The FARs (Federal Aviation Regulations) include a number of parts (think of them as chapters), each dealing with one aspect of flying regulations. You’ll often hear pilots refer to these parts and assume you know what they’re referring to. For example, a “Part 103” aircraft is an ultralight because it is built and flown based on regulations in FAR Part 103. FAR Part 61 contains the rules for obtaining a sport-pilot certificate. You’ll catch on to these references very soon. The FARs start at Part 1 and go to Part 198, but don’t panic; sport pilots fall under only a few parts of the FARs.
Actually, the FARs are part of the U.S. Department of Transportation’s tome: Title 14 of the Code of Federal Regulations. To be technically accurate, you will see what we call FAR 61 written in official parlance as “CFR14 Part 61.” I am just going to use the terms pilots use and call all our regulation FARs.

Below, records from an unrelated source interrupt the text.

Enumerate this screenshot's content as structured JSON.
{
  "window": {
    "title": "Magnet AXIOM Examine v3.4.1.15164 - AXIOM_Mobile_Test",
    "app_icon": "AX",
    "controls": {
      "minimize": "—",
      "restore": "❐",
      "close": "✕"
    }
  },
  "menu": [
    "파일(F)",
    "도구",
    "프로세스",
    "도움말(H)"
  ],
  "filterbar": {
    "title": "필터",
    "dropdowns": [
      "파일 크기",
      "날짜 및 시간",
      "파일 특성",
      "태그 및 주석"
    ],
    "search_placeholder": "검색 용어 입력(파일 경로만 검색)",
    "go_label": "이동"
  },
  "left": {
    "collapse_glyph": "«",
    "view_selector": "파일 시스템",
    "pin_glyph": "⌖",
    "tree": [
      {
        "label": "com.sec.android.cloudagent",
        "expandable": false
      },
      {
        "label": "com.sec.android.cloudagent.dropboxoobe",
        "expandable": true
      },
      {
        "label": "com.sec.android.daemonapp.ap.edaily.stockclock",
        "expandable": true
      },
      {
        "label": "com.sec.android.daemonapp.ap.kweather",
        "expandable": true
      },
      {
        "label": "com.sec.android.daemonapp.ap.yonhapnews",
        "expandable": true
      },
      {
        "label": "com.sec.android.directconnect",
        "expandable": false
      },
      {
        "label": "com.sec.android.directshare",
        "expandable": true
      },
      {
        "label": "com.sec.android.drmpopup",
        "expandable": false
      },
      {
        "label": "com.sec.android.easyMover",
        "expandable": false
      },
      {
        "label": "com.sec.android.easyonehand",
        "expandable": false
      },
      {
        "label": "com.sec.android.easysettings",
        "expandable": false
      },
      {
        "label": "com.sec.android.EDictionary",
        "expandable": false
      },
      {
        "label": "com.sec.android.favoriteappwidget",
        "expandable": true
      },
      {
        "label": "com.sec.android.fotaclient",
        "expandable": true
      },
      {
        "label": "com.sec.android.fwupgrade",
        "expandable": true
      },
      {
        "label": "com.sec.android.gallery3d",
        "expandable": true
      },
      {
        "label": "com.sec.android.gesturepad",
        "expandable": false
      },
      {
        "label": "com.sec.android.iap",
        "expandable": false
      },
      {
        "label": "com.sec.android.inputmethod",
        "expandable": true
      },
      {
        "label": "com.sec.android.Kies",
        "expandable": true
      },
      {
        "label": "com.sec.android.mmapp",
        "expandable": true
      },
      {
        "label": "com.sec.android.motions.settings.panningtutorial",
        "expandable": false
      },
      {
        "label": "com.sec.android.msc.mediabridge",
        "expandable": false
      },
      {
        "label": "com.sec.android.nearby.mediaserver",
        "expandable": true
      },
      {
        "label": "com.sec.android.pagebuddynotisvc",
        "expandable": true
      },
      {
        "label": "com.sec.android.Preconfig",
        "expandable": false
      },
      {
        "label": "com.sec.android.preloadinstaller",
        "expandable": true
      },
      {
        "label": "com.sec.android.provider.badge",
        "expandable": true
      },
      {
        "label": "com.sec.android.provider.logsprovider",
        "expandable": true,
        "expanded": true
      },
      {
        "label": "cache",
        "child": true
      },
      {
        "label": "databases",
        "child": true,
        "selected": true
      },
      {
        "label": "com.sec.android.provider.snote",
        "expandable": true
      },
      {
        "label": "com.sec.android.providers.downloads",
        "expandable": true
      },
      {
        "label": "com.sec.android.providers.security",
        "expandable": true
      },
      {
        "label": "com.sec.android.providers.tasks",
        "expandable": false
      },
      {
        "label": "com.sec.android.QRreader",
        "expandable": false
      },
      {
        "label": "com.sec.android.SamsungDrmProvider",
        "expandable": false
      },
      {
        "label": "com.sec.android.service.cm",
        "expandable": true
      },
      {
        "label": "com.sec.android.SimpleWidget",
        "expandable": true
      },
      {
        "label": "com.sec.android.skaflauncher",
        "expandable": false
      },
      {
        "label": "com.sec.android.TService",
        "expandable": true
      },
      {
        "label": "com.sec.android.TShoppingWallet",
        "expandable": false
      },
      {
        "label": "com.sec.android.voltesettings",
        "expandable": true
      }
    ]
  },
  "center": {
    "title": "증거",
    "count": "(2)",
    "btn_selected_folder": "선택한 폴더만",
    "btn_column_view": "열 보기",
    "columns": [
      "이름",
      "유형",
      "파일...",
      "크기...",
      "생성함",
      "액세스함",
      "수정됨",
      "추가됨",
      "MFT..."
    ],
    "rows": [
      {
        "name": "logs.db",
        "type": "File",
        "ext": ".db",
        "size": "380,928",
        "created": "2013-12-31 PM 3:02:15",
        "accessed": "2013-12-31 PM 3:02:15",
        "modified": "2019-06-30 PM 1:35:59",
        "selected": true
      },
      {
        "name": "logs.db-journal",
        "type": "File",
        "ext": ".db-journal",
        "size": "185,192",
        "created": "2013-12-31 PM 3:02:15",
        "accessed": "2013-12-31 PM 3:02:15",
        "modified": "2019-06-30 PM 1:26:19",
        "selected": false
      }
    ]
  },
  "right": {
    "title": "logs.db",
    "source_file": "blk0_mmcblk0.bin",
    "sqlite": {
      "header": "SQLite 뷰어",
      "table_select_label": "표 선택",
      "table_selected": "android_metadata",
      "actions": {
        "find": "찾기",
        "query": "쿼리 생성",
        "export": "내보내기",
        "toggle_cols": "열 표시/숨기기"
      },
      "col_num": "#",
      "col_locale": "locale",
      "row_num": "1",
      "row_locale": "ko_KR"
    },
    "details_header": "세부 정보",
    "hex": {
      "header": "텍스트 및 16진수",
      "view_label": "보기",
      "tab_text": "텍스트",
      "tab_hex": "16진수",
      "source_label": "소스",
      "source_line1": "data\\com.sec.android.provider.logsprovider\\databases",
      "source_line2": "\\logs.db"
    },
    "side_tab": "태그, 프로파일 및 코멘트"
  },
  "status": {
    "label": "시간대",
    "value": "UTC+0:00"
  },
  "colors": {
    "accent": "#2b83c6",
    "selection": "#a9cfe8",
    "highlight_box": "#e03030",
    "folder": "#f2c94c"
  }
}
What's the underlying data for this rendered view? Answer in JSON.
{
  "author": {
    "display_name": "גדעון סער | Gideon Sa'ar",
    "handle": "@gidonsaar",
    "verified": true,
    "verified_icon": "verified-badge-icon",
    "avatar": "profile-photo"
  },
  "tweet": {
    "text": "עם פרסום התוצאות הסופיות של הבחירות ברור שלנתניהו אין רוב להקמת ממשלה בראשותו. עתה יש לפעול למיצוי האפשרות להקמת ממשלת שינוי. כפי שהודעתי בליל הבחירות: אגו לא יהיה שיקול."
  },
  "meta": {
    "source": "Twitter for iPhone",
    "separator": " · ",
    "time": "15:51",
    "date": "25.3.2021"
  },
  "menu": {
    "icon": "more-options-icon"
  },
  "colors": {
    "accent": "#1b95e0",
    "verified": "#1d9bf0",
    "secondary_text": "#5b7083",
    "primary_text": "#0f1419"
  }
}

One other valuable FAA document (there are many) is the Aeronautical Information Manual (AIM). AIMs are a more detailed discussion of things important to pilots. The AIMs cover air navigation aids, radar services, airport markings and lighting, airspace categories, air traffic control and procedures, as well as flight safety and medical issues. Authorized republishers of FAA material often combine FAR and AIM into a single, thick (900+ pages) document that covers much of what you need to know about the rules of flying. Think of it as your flying bible.
One of the parts of the FARs that you will refer to most is “Part 61.” It covers airmen (meaning men and women) including the certification of pilots, flight instructors, and ground instructors. As a private pilot you don’t need to know everything that’s in Part 61 because it also covers commercial pilots and instrument ratings, but you will be expected to know the requirements and limitations for the new sport-pilot certificate.
You’ll also refer to Part 91 covering air traffic and general operating rules. This part tells you who flies where, when, and how. That’s important information!
Of course, there are many other parts to the FARs. They regulate how new rules are made (Part 11), aircraft airworthiness standards (Part 23 and others), airspace rules (Part 71), commercial aviation (Parts 119 and 139), flight schools and training centers (Parts 141 and 142), airport operation (Parts 150 and 169), and many more. For your private-pilot knowledge test you should be knowledgeable about those regulations that directly affect private aviation, but you also should be aware of what rules other pilots fly under.
Aviation uses a standard clock, called coordinated universal time (UTC), rather than regional time zones. The clock is in Greenwich, England, outside of London, and aviation clocks all around the world use it as a reference point. For example, the eastern standard time zone in the United States is UTC + 5 hours; 5 P.M. in New York City is 12:00 UTC. UTC is also known as “Zulu time.” Really!